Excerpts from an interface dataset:

[Start of section]

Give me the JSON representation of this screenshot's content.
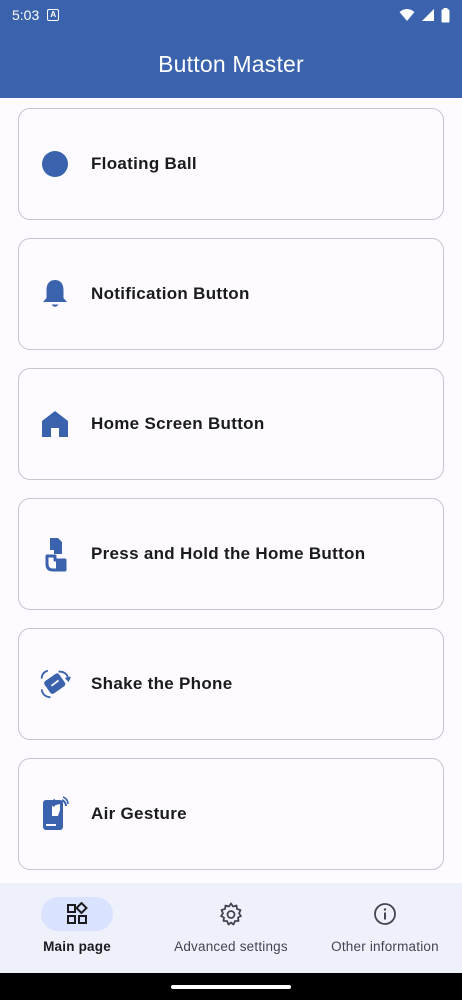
{
  "status_bar": {
    "time": "5:03",
    "notification_glyph": "A",
    "icons": [
      "wifi-icon",
      "signal-icon",
      "battery-icon"
    ]
  },
  "app_bar": {
    "title": "Button Master"
  },
  "colors": {
    "primary": "#3a62ad",
    "nav_background": "#eef0fa",
    "nav_active_pill": "#d9e2ff",
    "card_border": "#c7c6cc"
  },
  "cards": [
    {
      "label": "Floating Ball",
      "icon": "floating-ball-icon"
    },
    {
      "label": "Notification Button",
      "icon": "bell-icon"
    },
    {
      "label": "Home Screen Button",
      "icon": "home-icon"
    },
    {
      "label": "Press and Hold the Home Button",
      "icon": "press-hold-icon"
    },
    {
      "label": "Shake the Phone",
      "icon": "shake-phone-icon"
    },
    {
      "label": "Air Gesture",
      "icon": "air-gesture-icon"
    }
  ],
  "bottom_nav": {
    "items": [
      {
        "label": "Main page",
        "icon": "grid-icon",
        "active": true
      },
      {
        "label": "Advanced settings",
        "icon": "gear-icon",
        "active": false
      },
      {
        "label": "Other information",
        "icon": "info-icon",
        "active": false
      }
    ]
  }
}
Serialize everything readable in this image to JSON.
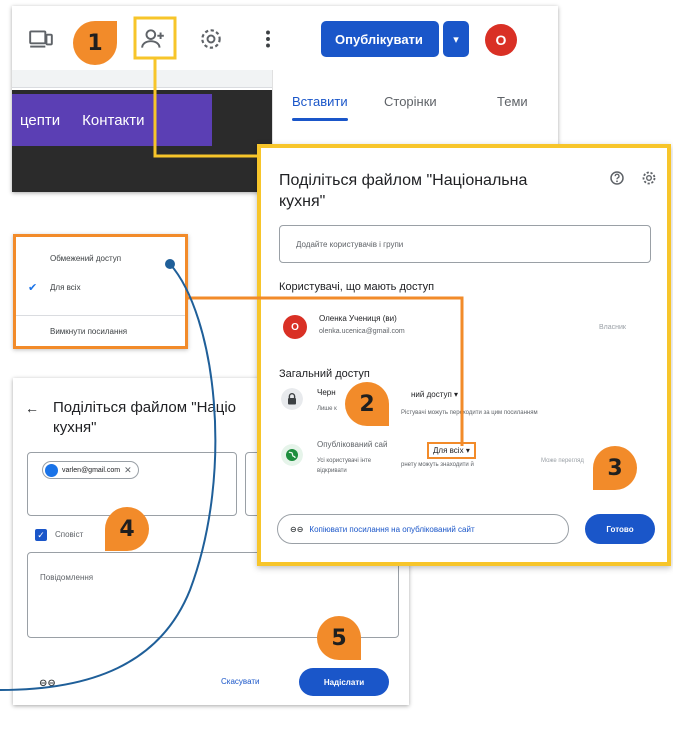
{
  "toolbar": {
    "publish_label": "Опублікувати",
    "avatar_letter": "O"
  },
  "site": {
    "nav_items": [
      "цепти",
      "Контакти"
    ]
  },
  "side_panel": {
    "tabs": [
      "Вставити",
      "Сторінки",
      "Теми"
    ]
  },
  "access_menu": {
    "items": [
      "Обмежений доступ",
      "Для всіх",
      "Вимкнути посилання"
    ],
    "selected": "Для всіх"
  },
  "share_dialog": {
    "title": "Поділіться файлом \"Національна кухня\"",
    "add_users_placeholder": "Додайте користувачів і групи",
    "users_heading": "Користувачі, що мають доступ",
    "owner": {
      "avatar_letter": "O",
      "name": "Оленка Учениця (ви)",
      "email": "olenka.ucenica@gmail.com",
      "role": "Власник"
    },
    "general_access_heading": "Загальний доступ",
    "draft_title_visible": "Черн",
    "draft_access_value": "ний доступ",
    "draft_desc": "Лише к",
    "draft_desc_rest": "Рістувачі можуть переходити за цим посиланням",
    "published_title": "Опублікований сай",
    "published_desc": "Усі користувачі інте",
    "published_desc_rest": "рнету можуть знаходити й",
    "published_desc_line2": "відкривати",
    "published_value": "Для всіх",
    "published_role": "Може перегляд",
    "copy_link_label": "Копіювати посилання на опублікований сайт",
    "done_label": "Готово"
  },
  "send_dialog": {
    "title": "Поділіться файлом \"Націо",
    "title_line2": "кухня\"",
    "chip_email": "varlen@gmail.com",
    "notify_label": "Сповіст",
    "message_placeholder": "Повідомлення",
    "cancel_label": "Скасувати",
    "send_label": "Надіслати"
  },
  "steps": [
    "1",
    "2",
    "3",
    "4",
    "5"
  ],
  "colors": {
    "accent_blue": "#1a56c9",
    "step_orange": "#f28b2a",
    "highlight_yellow": "#f7c52a",
    "connector_blue": "#1f5f99",
    "avatar_red": "#d93025"
  },
  "icons": {
    "toolbar": [
      "preview-devices-icon",
      "add-person-icon",
      "settings-icon",
      "more-vert-icon"
    ],
    "dialog": [
      "help-icon",
      "gear-icon",
      "lock-icon",
      "globe-icon",
      "link-icon"
    ]
  }
}
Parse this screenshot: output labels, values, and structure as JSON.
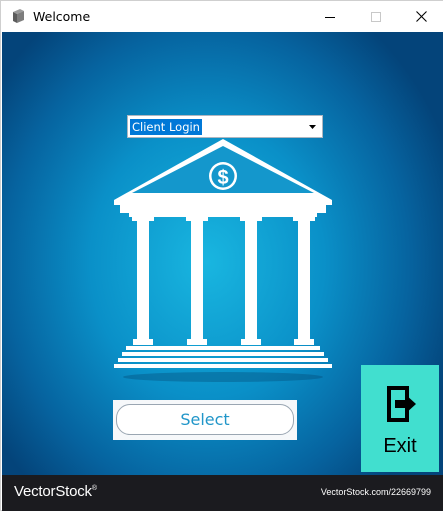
{
  "window": {
    "title": "Welcome",
    "icon": "app-window-icon",
    "controls": [
      "minimize-icon",
      "maximize-icon",
      "close-icon"
    ]
  },
  "login_type": {
    "selected": "Client Login",
    "arrow_icon": "dropdown-arrow-icon"
  },
  "illustration": {
    "icon": "bank-building-icon",
    "symbol": "$"
  },
  "actions": {
    "select_label": "Select",
    "exit_label": "Exit",
    "exit_icon": "exit-door-icon"
  },
  "footer": {
    "brand": "VectorStock",
    "brand_mark": "®",
    "url": "VectorStock.com/22669799"
  },
  "colors": {
    "background_center": "#19b6e0",
    "background_edge": "#04447a",
    "exit_button": "#41dfcf",
    "select_text": "#2196c9",
    "footer": "#1b1b1f",
    "selection_highlight": "#0078d7"
  }
}
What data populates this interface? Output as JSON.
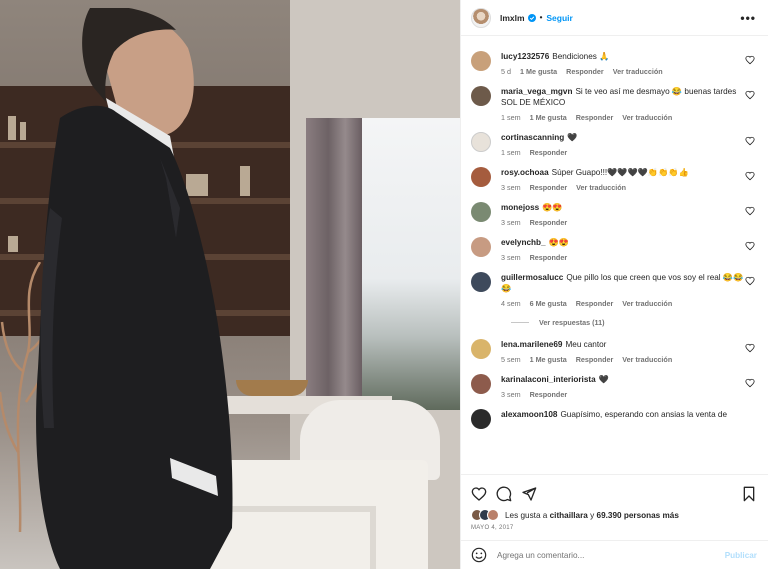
{
  "post": {
    "username": "lmxlm",
    "dot": "•",
    "follow_label": "Seguir",
    "more_label": "•••"
  },
  "comments": [
    {
      "user": "lucy1232576",
      "text": "Bendiciones 🙏",
      "time": "5 d",
      "likes": "1 Me gusta",
      "reply": "Responder",
      "translate": "Ver traducción",
      "avatar_color": "#c8a07a"
    },
    {
      "user": "maria_vega_mgvn",
      "text": "Si te veo así me desmayo 😂 buenas tardes SOL DE MÉXICO",
      "time": "1 sem",
      "likes": "1 Me gusta",
      "reply": "Responder",
      "translate": "Ver traducción",
      "avatar_color": "#6d5a4a"
    },
    {
      "user": "cortinascanning",
      "text": "🖤",
      "time": "1 sem",
      "likes": "",
      "reply": "Responder",
      "translate": "",
      "avatar_color": "#e8e2da"
    },
    {
      "user": "rosy.ochoaa",
      "text": "Súper Guapo!!!🖤🖤🖤🖤👏👏👏👍",
      "time": "3 sem",
      "likes": "",
      "reply": "Responder",
      "translate": "Ver traducción",
      "avatar_color": "#a55c3e"
    },
    {
      "user": "monejoss",
      "text": "😍😍",
      "time": "3 sem",
      "likes": "",
      "reply": "Responder",
      "translate": "",
      "avatar_color": "#7a8a72"
    },
    {
      "user": "evelynchb_",
      "text": "😍😍",
      "time": "3 sem",
      "likes": "",
      "reply": "Responder",
      "translate": "",
      "avatar_color": "#c79b82"
    },
    {
      "user": "guillermosalucc",
      "text": "Que pillo los que creen que vos soy el real 😂😂😂",
      "time": "4 sem",
      "likes": "6 Me gusta",
      "reply": "Responder",
      "translate": "Ver traducción",
      "avatar_color": "#3e4a5c",
      "replies": "Ver respuestas (11)"
    },
    {
      "user": "lena.marilene69",
      "text": "Meu cantor",
      "time": "5 sem",
      "likes": "1 Me gusta",
      "reply": "Responder",
      "translate": "Ver traducción",
      "avatar_color": "#d9b46a"
    },
    {
      "user": "karinalaconi_interiorista",
      "text": "🖤",
      "time": "3 sem",
      "likes": "",
      "reply": "Responder",
      "translate": "",
      "avatar_color": "#8d5b4c"
    },
    {
      "user": "alexamoon108",
      "text": "Guapísimo, esperando con ansias la venta de",
      "time": "",
      "likes": "",
      "reply": "",
      "translate": "",
      "avatar_color": "#2b2b2b"
    }
  ],
  "actions": {
    "likes_prefix": "Les gusta a",
    "likes_user": "cithaillara",
    "likes_suffix": "y",
    "likes_count": "69.390 personas más",
    "date": "MAYO 4, 2017"
  },
  "add_comment": {
    "placeholder": "Agrega un comentario...",
    "publish_label": "Publicar"
  },
  "colors": {
    "accent": "#0095f6",
    "publish_disabled": "#b2dffc",
    "muted": "#737373"
  },
  "icons": [
    "verified-icon",
    "more-icon",
    "heart-icon",
    "comment-icon",
    "share-icon",
    "bookmark-icon",
    "emoji-icon"
  ]
}
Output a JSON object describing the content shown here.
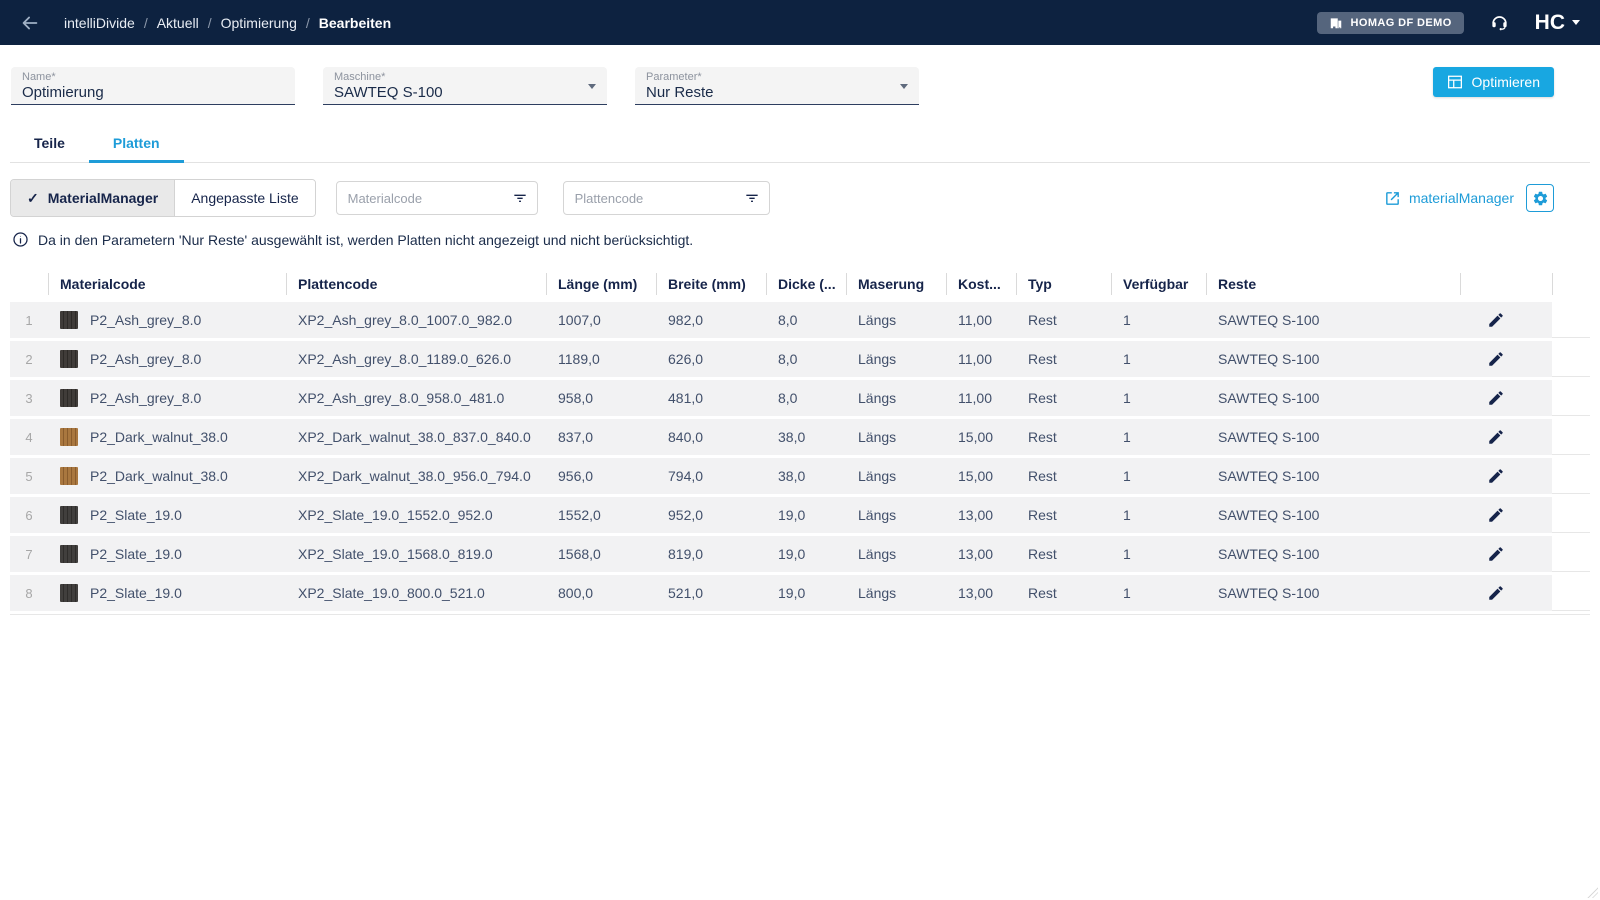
{
  "colors": {
    "navbar_bg": "#0d2240",
    "accent_blue": "#1e9cd8",
    "optimize_button": "#18a7e1",
    "row_bg": "#f2f2f3"
  },
  "navbar": {
    "breadcrumb": [
      "intelliDivide",
      "Aktuell",
      "Optimierung",
      "Bearbeiten"
    ],
    "separator": "/",
    "tenant_button_label": "HOMAG DF DEMO",
    "logo_text": "HC"
  },
  "form": {
    "name_label": "Name*",
    "name_value": "Optimierung",
    "machine_label": "Maschine*",
    "machine_value": "SAWTEQ S-100",
    "parameter_label": "Parameter*",
    "parameter_value": "Nur Reste",
    "optimize_button_label": "Optimieren"
  },
  "tabs": {
    "teile_label": "Teile",
    "platten_label": "Platten",
    "active": "Platten"
  },
  "controls": {
    "toggle_material_manager_label": "MaterialManager",
    "toggle_material_manager_check": "✓",
    "toggle_custom_list_label": "Angepasste Liste",
    "filter_materialcode_placeholder": "Materialcode",
    "filter_plattencode_placeholder": "Plattencode",
    "material_manager_link_label": "materialManager"
  },
  "info_message": "Da in den Parametern 'Nur Reste' ausgewählt ist, werden Platten nicht angezeigt und nicht berücksichtigt.",
  "table": {
    "headers": [
      "Materialcode",
      "Plattencode",
      "Länge (mm)",
      "Breite (mm)",
      "Dicke (...",
      "Maserung",
      "Kost...",
      "Typ",
      "Verfügbar",
      "Reste"
    ],
    "column_keys": [
      "materialcode",
      "plattencode",
      "laenge",
      "breite",
      "dicke",
      "maserung",
      "kosten",
      "typ",
      "verfuegbar",
      "reste"
    ],
    "rows": [
      {
        "num": "1",
        "swatch_base": "#403c39",
        "swatch_grain": "#2d2a27",
        "materialcode": "P2_Ash_grey_8.0",
        "plattencode": "XP2_Ash_grey_8.0_1007.0_982.0",
        "laenge": "1007,0",
        "breite": "982,0",
        "dicke": "8,0",
        "maserung": "Längs",
        "kosten": "11,00",
        "typ": "Rest",
        "verfuegbar": "1",
        "reste": "SAWTEQ S-100"
      },
      {
        "num": "2",
        "swatch_base": "#403c39",
        "swatch_grain": "#2d2a27",
        "materialcode": "P2_Ash_grey_8.0",
        "plattencode": "XP2_Ash_grey_8.0_1189.0_626.0",
        "laenge": "1189,0",
        "breite": "626,0",
        "dicke": "8,0",
        "maserung": "Längs",
        "kosten": "11,00",
        "typ": "Rest",
        "verfuegbar": "1",
        "reste": "SAWTEQ S-100"
      },
      {
        "num": "3",
        "swatch_base": "#403c39",
        "swatch_grain": "#2d2a27",
        "materialcode": "P2_Ash_grey_8.0",
        "plattencode": "XP2_Ash_grey_8.0_958.0_481.0",
        "laenge": "958,0",
        "breite": "481,0",
        "dicke": "8,0",
        "maserung": "Längs",
        "kosten": "11,00",
        "typ": "Rest",
        "verfuegbar": "1",
        "reste": "SAWTEQ S-100"
      },
      {
        "num": "4",
        "swatch_base": "#a9773f",
        "swatch_grain": "#8a5c2c",
        "materialcode": "P2_Dark_walnut_38.0",
        "plattencode": "XP2_Dark_walnut_38.0_837.0_840.0",
        "laenge": "837,0",
        "breite": "840,0",
        "dicke": "38,0",
        "maserung": "Längs",
        "kosten": "15,00",
        "typ": "Rest",
        "verfuegbar": "1",
        "reste": "SAWTEQ S-100"
      },
      {
        "num": "5",
        "swatch_base": "#a9773f",
        "swatch_grain": "#8a5c2c",
        "materialcode": "P2_Dark_walnut_38.0",
        "plattencode": "XP2_Dark_walnut_38.0_956.0_794.0",
        "laenge": "956,0",
        "breite": "794,0",
        "dicke": "38,0",
        "maserung": "Längs",
        "kosten": "15,00",
        "typ": "Rest",
        "verfuegbar": "1",
        "reste": "SAWTEQ S-100"
      },
      {
        "num": "6",
        "swatch_base": "#413f3d",
        "swatch_grain": "#2f2d2b",
        "materialcode": "P2_Slate_19.0",
        "plattencode": "XP2_Slate_19.0_1552.0_952.0",
        "laenge": "1552,0",
        "breite": "952,0",
        "dicke": "19,0",
        "maserung": "Längs",
        "kosten": "13,00",
        "typ": "Rest",
        "verfuegbar": "1",
        "reste": "SAWTEQ S-100"
      },
      {
        "num": "7",
        "swatch_base": "#413f3d",
        "swatch_grain": "#2f2d2b",
        "materialcode": "P2_Slate_19.0",
        "plattencode": "XP2_Slate_19.0_1568.0_819.0",
        "laenge": "1568,0",
        "breite": "819,0",
        "dicke": "19,0",
        "maserung": "Längs",
        "kosten": "13,00",
        "typ": "Rest",
        "verfuegbar": "1",
        "reste": "SAWTEQ S-100"
      },
      {
        "num": "8",
        "swatch_base": "#413f3d",
        "swatch_grain": "#2f2d2b",
        "materialcode": "P2_Slate_19.0",
        "plattencode": "XP2_Slate_19.0_800.0_521.0",
        "laenge": "800,0",
        "breite": "521,0",
        "dicke": "19,0",
        "maserung": "Längs",
        "kosten": "13,00",
        "typ": "Rest",
        "verfuegbar": "1",
        "reste": "SAWTEQ S-100"
      }
    ]
  }
}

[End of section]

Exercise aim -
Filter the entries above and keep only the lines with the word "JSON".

Task solution -
Give me the JSON representation of this screenshot's content.
Serialize everything readable in this image to JSON.
Parse this screenshot: output labels, values, and structure as JSON.
What data populates this interface? Output as JSON.
Output a JSON object describing the content shown here.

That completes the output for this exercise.